Antipattern: Use greedy quantifiers in the RegularExpressionProtection policy

The RegularExpressionProtection policy defines regular expressions that are evaluated at runtime on input parameters or flow variables. You typically use this policy to protect against content threats like SQL orJavaScript injection, or to check against malformed request parameters like email addresses or URLs.

The regular expressions can be defined for request paths, query parameters, form parameters, headers, XML elements (in an XML payload defined using XPath), JSON object attributes (in a JSON payload defined using JSONPath).

The following example RegularExpressionProtection policy protects the backend from SQL injection attacks:

<!-- /antipatterns/examples/greedy-1.xml -->
<RegularExpressionProtection async="false" continueOnError="false" enabled="true"
  name="RegexProtection">
    <DisplayName>RegexProtection</DisplayName>
    <Properties/>
    <Source>request</Source>
    <IgnoreUnresolvedVariables>false</IgnoreUnresolvedVariables>
    <QueryParam name="query">
      <Pattern>[\s]*(?i)((delete)|(exec)|(drop\s*table)|
        (insert)|(shutdown)|(update)|(\bor\b))</Pattern>
    </QueryParam>
</RegularExpressionProtection>

Antipattern

The default quantifiers (*, +, and ?) are greedy in nature: they start to match with the longest possible sequence.

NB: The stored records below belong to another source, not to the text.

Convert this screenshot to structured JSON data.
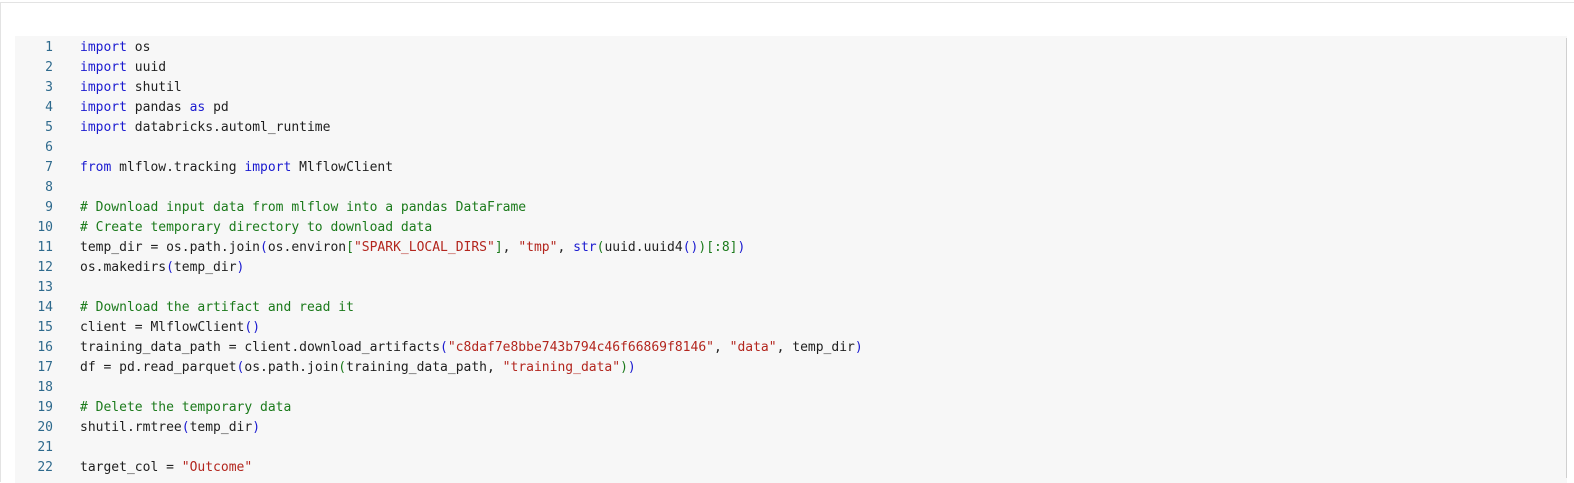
{
  "editor": {
    "lines": [
      {
        "num": "1",
        "tokens": [
          {
            "t": "kw",
            "v": "import"
          },
          {
            "t": "tx",
            "v": " os"
          }
        ]
      },
      {
        "num": "2",
        "tokens": [
          {
            "t": "kw",
            "v": "import"
          },
          {
            "t": "tx",
            "v": " uuid"
          }
        ]
      },
      {
        "num": "3",
        "tokens": [
          {
            "t": "kw",
            "v": "import"
          },
          {
            "t": "tx",
            "v": " shutil"
          }
        ]
      },
      {
        "num": "4",
        "tokens": [
          {
            "t": "kw",
            "v": "import"
          },
          {
            "t": "tx",
            "v": " pandas "
          },
          {
            "t": "kw",
            "v": "as"
          },
          {
            "t": "tx",
            "v": " pd"
          }
        ]
      },
      {
        "num": "5",
        "tokens": [
          {
            "t": "kw",
            "v": "import"
          },
          {
            "t": "tx",
            "v": " databricks.automl_runtime"
          }
        ]
      },
      {
        "num": "6",
        "tokens": []
      },
      {
        "num": "7",
        "tokens": [
          {
            "t": "kw",
            "v": "from"
          },
          {
            "t": "tx",
            "v": " mlflow.tracking "
          },
          {
            "t": "kw",
            "v": "import"
          },
          {
            "t": "tx",
            "v": " MlflowClient"
          }
        ]
      },
      {
        "num": "8",
        "tokens": []
      },
      {
        "num": "9",
        "tokens": [
          {
            "t": "cm",
            "v": "# Download input data from mlflow into a pandas DataFrame"
          }
        ]
      },
      {
        "num": "10",
        "tokens": [
          {
            "t": "cm",
            "v": "# Create temporary directory to download data"
          }
        ]
      },
      {
        "num": "11",
        "tokens": [
          {
            "t": "tx",
            "v": "temp_dir = os.path.join"
          },
          {
            "t": "p1",
            "v": "("
          },
          {
            "t": "tx",
            "v": "os.environ"
          },
          {
            "t": "p2",
            "v": "["
          },
          {
            "t": "st",
            "v": "\"SPARK_LOCAL_DIRS\""
          },
          {
            "t": "p2",
            "v": "]"
          },
          {
            "t": "tx",
            "v": ", "
          },
          {
            "t": "st",
            "v": "\"tmp\""
          },
          {
            "t": "tx",
            "v": ", "
          },
          {
            "t": "bi",
            "v": "str"
          },
          {
            "t": "p2",
            "v": "("
          },
          {
            "t": "tx",
            "v": "uuid.uuid4"
          },
          {
            "t": "p1",
            "v": "()"
          },
          {
            "t": "p2",
            "v": ")"
          },
          {
            "t": "p2",
            "v": "[:8]"
          },
          {
            "t": "p1",
            "v": ")"
          }
        ]
      },
      {
        "num": "12",
        "tokens": [
          {
            "t": "tx",
            "v": "os.makedirs"
          },
          {
            "t": "p1",
            "v": "("
          },
          {
            "t": "tx",
            "v": "temp_dir"
          },
          {
            "t": "p1",
            "v": ")"
          }
        ]
      },
      {
        "num": "13",
        "tokens": []
      },
      {
        "num": "14",
        "tokens": [
          {
            "t": "cm",
            "v": "# Download the artifact and read it"
          }
        ]
      },
      {
        "num": "15",
        "tokens": [
          {
            "t": "tx",
            "v": "client = MlflowClient"
          },
          {
            "t": "p1",
            "v": "()"
          }
        ]
      },
      {
        "num": "16",
        "tokens": [
          {
            "t": "tx",
            "v": "training_data_path = client.download_artifacts"
          },
          {
            "t": "p1",
            "v": "("
          },
          {
            "t": "st",
            "v": "\"c8daf7e8bbe743b794c46f66869f8146\""
          },
          {
            "t": "tx",
            "v": ", "
          },
          {
            "t": "st",
            "v": "\"data\""
          },
          {
            "t": "tx",
            "v": ", temp_dir"
          },
          {
            "t": "p1",
            "v": ")"
          }
        ]
      },
      {
        "num": "17",
        "tokens": [
          {
            "t": "tx",
            "v": "df = pd.read_parquet"
          },
          {
            "t": "p1",
            "v": "("
          },
          {
            "t": "tx",
            "v": "os.path.join"
          },
          {
            "t": "p2",
            "v": "("
          },
          {
            "t": "tx",
            "v": "training_data_path, "
          },
          {
            "t": "st",
            "v": "\"training_data\""
          },
          {
            "t": "p2",
            "v": ")"
          },
          {
            "t": "p1",
            "v": ")"
          }
        ]
      },
      {
        "num": "18",
        "tokens": []
      },
      {
        "num": "19",
        "tokens": [
          {
            "t": "cm",
            "v": "# Delete the temporary data"
          }
        ]
      },
      {
        "num": "20",
        "tokens": [
          {
            "t": "tx",
            "v": "shutil.rmtree"
          },
          {
            "t": "p1",
            "v": "("
          },
          {
            "t": "tx",
            "v": "temp_dir"
          },
          {
            "t": "p1",
            "v": ")"
          }
        ]
      },
      {
        "num": "21",
        "tokens": []
      },
      {
        "num": "22",
        "tokens": [
          {
            "t": "tx",
            "v": "target_col = "
          },
          {
            "t": "st",
            "v": "\"Outcome\""
          }
        ]
      }
    ]
  }
}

When no match is found, they backtrack gradually to try to match the pattern. If the resultant string matching the pattern is very short, then using greedy quantifiers can take more time than necessary. This is especially true if the payload is large (in the tens or hundreds of KBs).

The following example expression uses multiple instances of .*, which are greedy operators:

<Pattern>.*Exception in thread.*</Pattern>

In this example, the RegularExpressionProtection policy first tries to match the longest possible sequence—the entire string. If no match is found, the policy then backtracks gradually. If the matching string is close to the start or middle of the payload, then using a greedy quantifier like .* can take a lot more time and processing power than reluctant qualifiers like .*? or (less commonly) possessive quantifiers like .*+.

Reluctant quantifiers (like X*?, X+?, X??) start by trying to match a single character from the beginning of the payload and gradually add characters. Possessive quantifiers (like X?+, X*+, X++) try to match the entire payload only once.

Given the following sample text for the above pattern:

Hello this is a sample text with Exception in thread
with lot of text after the Exception text.

Using the greedy .* is non-performant in this case. The pattern .*Exception in thread.* takes 141 steps to match. If you used the pattern .*?Exception in thread.* (which uses a reluctant quantifier) instead, the result would be only 55 steps.

Impact

Using greedy quantifiers like wildcards (*) with the RegularExpressionProtection policy can lead to:

  • An increase in overall latency for API requests for a moderate payload size (up to 1MB)
  • Longer time to complete the execution of the RegularExpressionProtection policy
  • API requests with large payloads (>1MB) failing with 504 Gateway Timeout Errors if the predefined timeout period elapses on the Edge Router
  • High CPU utilization on Message Processors due to large amount of processing which can further impact other API requests

Best practice

  • Avoid using greedy quantifiers like .* in regular expressions with the RegularExpressionProtection policy. Instead, use reluctant quantifiers like .*? or possessive quantifiers like .*+ (less commonly) wherever possible.

Further reading